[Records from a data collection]
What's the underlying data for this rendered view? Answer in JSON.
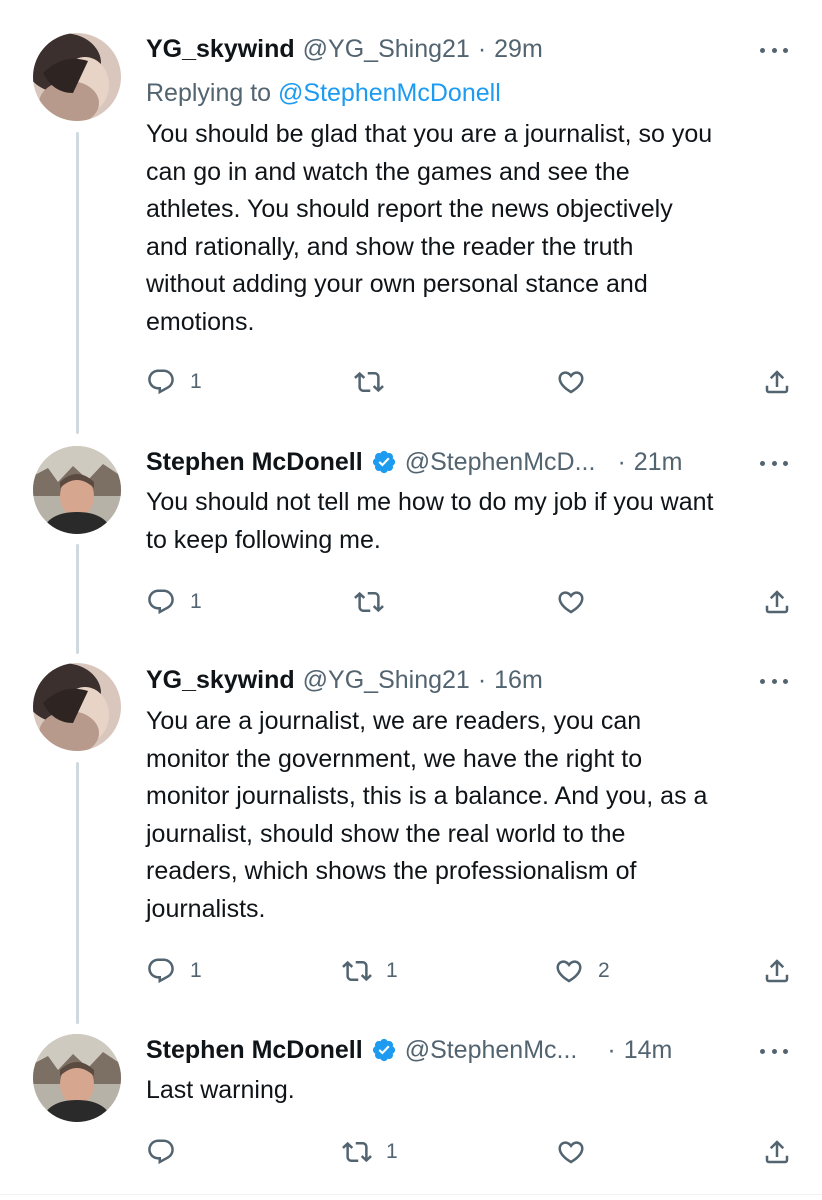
{
  "tweets": [
    {
      "name": "YG_skywind",
      "handle": "@YG_Shing21",
      "dot": "·",
      "time": "29m",
      "reply_prefix": "Replying to ",
      "reply_mention": "@StephenMcDonell",
      "text": "You should be glad that you are a journalist, so you\ncan go in and watch the games and see the\nathletes. You should report the news objectively\nand rationally, and show the reader the truth\nwithout adding your own personal stance and\nemotions.",
      "reply_count": "1",
      "retweet_count": "",
      "like_count": ""
    },
    {
      "name": "Stephen McDonell",
      "handle": "@StephenMcD...",
      "dot": "·",
      "time": "21m",
      "verified": true,
      "text": "You should not tell me how to do my job if you want\nto keep following me.",
      "reply_count": "1",
      "retweet_count": "",
      "like_count": ""
    },
    {
      "name": "YG_skywind",
      "handle": "@YG_Shing21",
      "dot": "·",
      "time": "16m",
      "text": "You are a journalist, we are readers, you can\nmonitor the government, we have the right to\nmonitor journalists, this is a balance. And you, as a\njournalist, should show the real world to the\nreaders, which shows the professionalism of\njournalists.",
      "reply_count": "1",
      "retweet_count": "1",
      "like_count": "2"
    },
    {
      "name": "Stephen McDonell",
      "handle": "@StephenMc...",
      "dot": "·",
      "time": "14m",
      "verified": true,
      "text": "Last warning.",
      "reply_count": "",
      "retweet_count": "1",
      "like_count": ""
    }
  ],
  "icons": {
    "reply": "reply-icon",
    "retweet": "retweet-icon",
    "like": "heart-icon",
    "share": "share-icon",
    "more": "more-icon",
    "verified": "verified-badge-icon"
  },
  "colors": {
    "text": "#0f1419",
    "secondary": "#536471",
    "link": "#1d9bf0",
    "verified": "#1d9bf0",
    "thread_line": "#cfd9de"
  }
}
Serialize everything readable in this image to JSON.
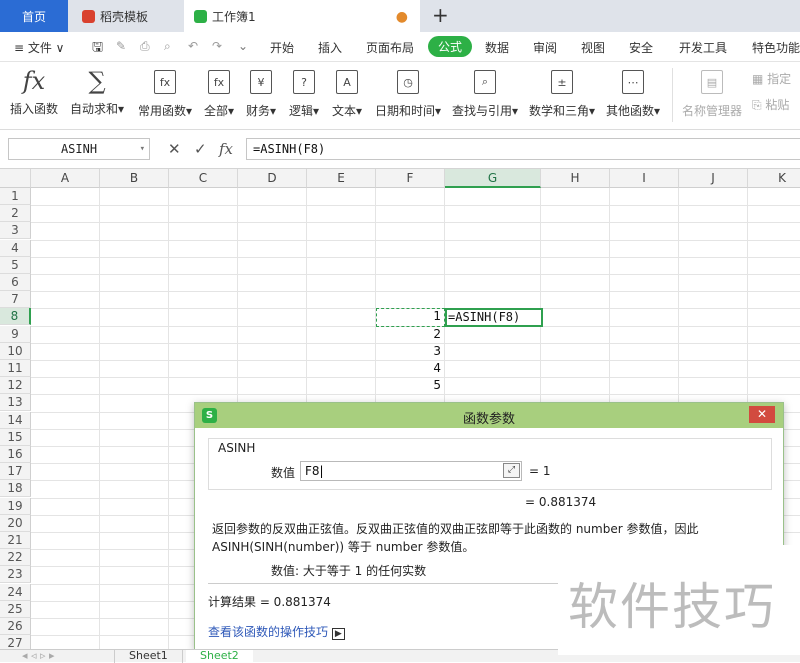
{
  "tabs": {
    "home": "首页",
    "template": "稻壳模板",
    "workbook": "工作簿1",
    "add": "+"
  },
  "menubar": {
    "file": "≡ 文件 ∨",
    "items": [
      "开始",
      "插入",
      "页面布局",
      "公式",
      "数据",
      "审阅",
      "视图",
      "安全",
      "开发工具",
      "特色功能"
    ],
    "active": "公式"
  },
  "ribbon": {
    "buttons": [
      {
        "label": "插入函数",
        "icon": "fx"
      },
      {
        "label": "自动求和▾",
        "icon": "∑"
      },
      {
        "label": "常用函数▾",
        "icon": "fx"
      },
      {
        "label": "全部▾",
        "icon": "fx"
      },
      {
        "label": "财务▾",
        "icon": "¥"
      },
      {
        "label": "逻辑▾",
        "icon": "?"
      },
      {
        "label": "文本▾",
        "icon": "A"
      },
      {
        "label": "日期和时间▾",
        "icon": "◷"
      },
      {
        "label": "查找与引用▾",
        "icon": "⌕"
      },
      {
        "label": "数学和三角▾",
        "icon": "±"
      },
      {
        "label": "其他函数▾",
        "icon": "⋯"
      }
    ],
    "name_manager": "名称管理器",
    "specify": "指定",
    "paste": "粘贴"
  },
  "formula_bar": {
    "name_box": "ASINH",
    "cancel": "✕",
    "confirm": "✓",
    "fx": "fx",
    "formula": "=ASINH(F8)"
  },
  "grid": {
    "columns": [
      "A",
      "B",
      "C",
      "D",
      "E",
      "F",
      "G",
      "H",
      "I",
      "J",
      "K"
    ],
    "selected_column": "G",
    "rows": [
      "1",
      "2",
      "3",
      "4",
      "5",
      "6",
      "7",
      "8",
      "9",
      "10",
      "11",
      "12",
      "13",
      "14",
      "15",
      "16",
      "17",
      "18",
      "19",
      "20",
      "21",
      "22",
      "23",
      "24",
      "25",
      "26",
      "27"
    ],
    "selected_row": "8",
    "f_values": [
      "1",
      "2",
      "3",
      "4",
      "5"
    ],
    "g8_formula": "=ASINH(F8)"
  },
  "dialog": {
    "title": "函数参数",
    "function_name": "ASINH",
    "arg_label": "数值",
    "arg_value": "F8",
    "arg_result": "= 1",
    "fn_result": "= 0.881374",
    "description": "返回参数的反双曲正弦值。反双曲正弦值的双曲正弦即等于此函数的 number 参数值，因此 ASINH(SINH(number)) 等于 number 参数值。",
    "param_help": "数值:  大于等于 1 的任何实数",
    "calc_result": "计算结果 = 0.881374",
    "help_link": "查看该函数的操作技巧"
  },
  "sheets": [
    "Sheet1",
    "Sheet2"
  ],
  "watermark": "软件技巧",
  "colors": {
    "accent_green": "#2db046",
    "home_tab_blue": "#2b6cd4",
    "dialog_title": "#a8cf7e",
    "close_red": "#d24b3f"
  }
}
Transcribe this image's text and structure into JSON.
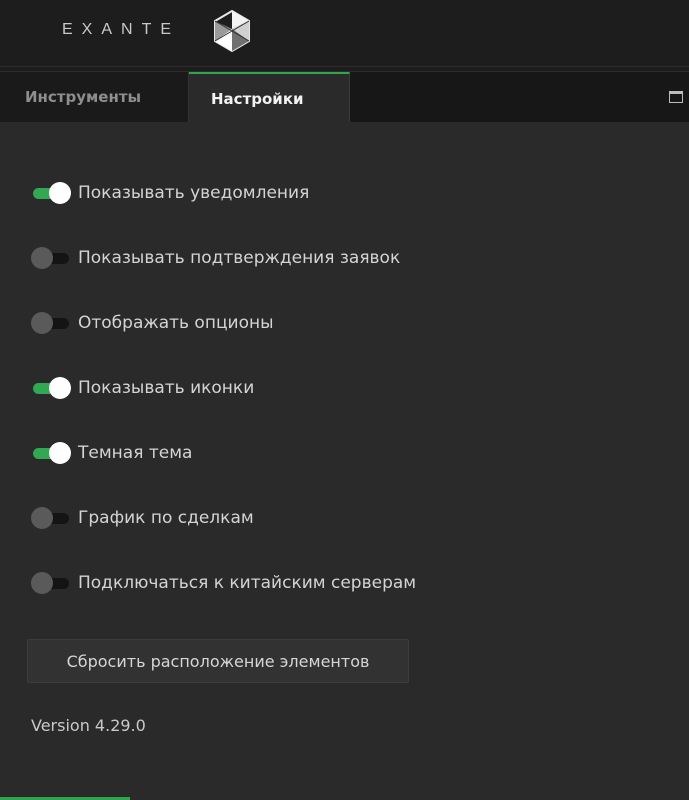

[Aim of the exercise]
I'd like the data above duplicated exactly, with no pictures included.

[Answer space]
What's the underlying data for this rendered view? Answer in JSON.
{
  "tweets": [
    {
      "name": "YG_skywind",
      "handle": "@YG_Shing21",
      "dot": "·",
      "time": "29m",
      "reply_prefix": "Replying to ",
      "reply_mention": "@StephenMcDonell",
      "text": "You should be glad that you are a journalist, so you\ncan go in and watch the games and see the\nathletes. You should report the news objectively\nand rationally, and show the reader the truth\nwithout adding your own personal stance and\nemotions.",
      "reply_count": "1",
      "retweet_count": "",
      "like_count": ""
    },
    {
      "name": "Stephen McDonell",
      "handle": "@StephenMcD...",
      "dot": "·",
      "time": "21m",
      "verified": true,
      "text": "You should not tell me how to do my job if you want\nto keep following me.",
      "reply_count": "1",
      "retweet_count": "",
      "like_count": ""
    },
    {
      "name": "YG_skywind",
      "handle": "@YG_Shing21",
      "dot": "·",
      "time": "16m",
      "text": "You are a journalist, we are readers, you can\nmonitor the government, we have the right to\nmonitor journalists, this is a balance. And you, as a\njournalist, should show the real world to the\nreaders, which shows the professionalism of\njournalists.",
      "reply_count": "1",
      "retweet_count": "1",
      "like_count": "2"
    },
    {
      "name": "Stephen McDonell",
      "handle": "@StephenMc...",
      "dot": "·",
      "time": "14m",
      "verified": true,
      "text": "Last warning.",
      "reply_count": "",
      "retweet_count": "1",
      "like_count": ""
    }
  ],
  "icons": {
    "reply": "reply-icon",
    "retweet": "retweet-icon",
    "like": "heart-icon",
    "share": "share-icon",
    "more": "more-icon",
    "verified": "verified-badge-icon"
  },
  "colors": {
    "text": "#0f1419",
    "secondary": "#536471",
    "link": "#1d9bf0",
    "verified": "#1d9bf0",
    "thread_line": "#cfd9de"
  }
}
Serialize everything readable in this image to JSON.
{
  "tabs": {
    "home": "首页",
    "template": "稻壳模板",
    "workbook": "工作簿1",
    "add": "+"
  },
  "menubar": {
    "file": "≡ 文件 ∨",
    "items": [
      "开始",
      "插入",
      "页面布局",
      "公式",
      "数据",
      "审阅",
      "视图",
      "安全",
      "开发工具",
      "特色功能"
    ],
    "active": "公式"
  },
  "ribbon": {
    "buttons": [
      {
        "label": "插入函数",
        "icon": "fx"
      },
      {
        "label": "自动求和▾",
        "icon": "∑"
      },
      {
        "label": "常用函数▾",
        "icon": "fx"
      },
      {
        "label": "全部▾",
        "icon": "fx"
      },
      {
        "label": "财务▾",
        "icon": "¥"
      },
      {
        "label": "逻辑▾",
        "icon": "?"
      },
      {
        "label": "文本▾",
        "icon": "A"
      },
      {
        "label": "日期和时间▾",
        "icon": "◷"
      },
      {
        "label": "查找与引用▾",
        "icon": "⌕"
      },
      {
        "label": "数学和三角▾",
        "icon": "±"
      },
      {
        "label": "其他函数▾",
        "icon": "⋯"
      }
    ],
    "name_manager": "名称管理器",
    "specify": "指定",
    "paste": "粘贴"
  },
  "formula_bar": {
    "name_box": "ASINH",
    "cancel": "✕",
    "confirm": "✓",
    "fx": "fx",
    "formula": "=ASINH(F8)"
  },
  "grid": {
    "columns": [
      "A",
      "B",
      "C",
      "D",
      "E",
      "F",
      "G",
      "H",
      "I",
      "J",
      "K"
    ],
    "selected_column": "G",
    "rows": [
      "1",
      "2",
      "3",
      "4",
      "5",
      "6",
      "7",
      "8",
      "9",
      "10",
      "11",
      "12",
      "13",
      "14",
      "15",
      "16",
      "17",
      "18",
      "19",
      "20",
      "21",
      "22",
      "23",
      "24",
      "25",
      "26",
      "27"
    ],
    "selected_row": "8",
    "f_values": [
      "1",
      "2",
      "3",
      "4",
      "5"
    ],
    "g8_formula": "=ASINH(F8)"
  },
  "dialog": {
    "title": "函数参数",
    "function_name": "ASINH",
    "arg_label": "数值",
    "arg_value": "F8",
    "arg_result": "= 1",
    "fn_result": "= 0.881374",
    "description": "返回参数的反双曲正弦值。反双曲正弦值的双曲正弦即等于此函数的 number 参数值，因此 ASINH(SINH(number)) 等于 number 参数值。",
    "param_help": "数值:  大于等于 1 的任何实数",
    "calc_result": "计算结果 = 0.881374",
    "help_link": "查看该函数的操作技巧"
  },
  "sheets": [
    "Sheet1",
    "Sheet2"
  ],
  "watermark": "软件技巧",
  "colors": {
    "accent_green": "#2db046",
    "home_tab_blue": "#2b6cd4",
    "dialog_title": "#a8cf7e",
    "close_red": "#d24b3f"
  }
}
Transcribe this image's text and structure into JSON.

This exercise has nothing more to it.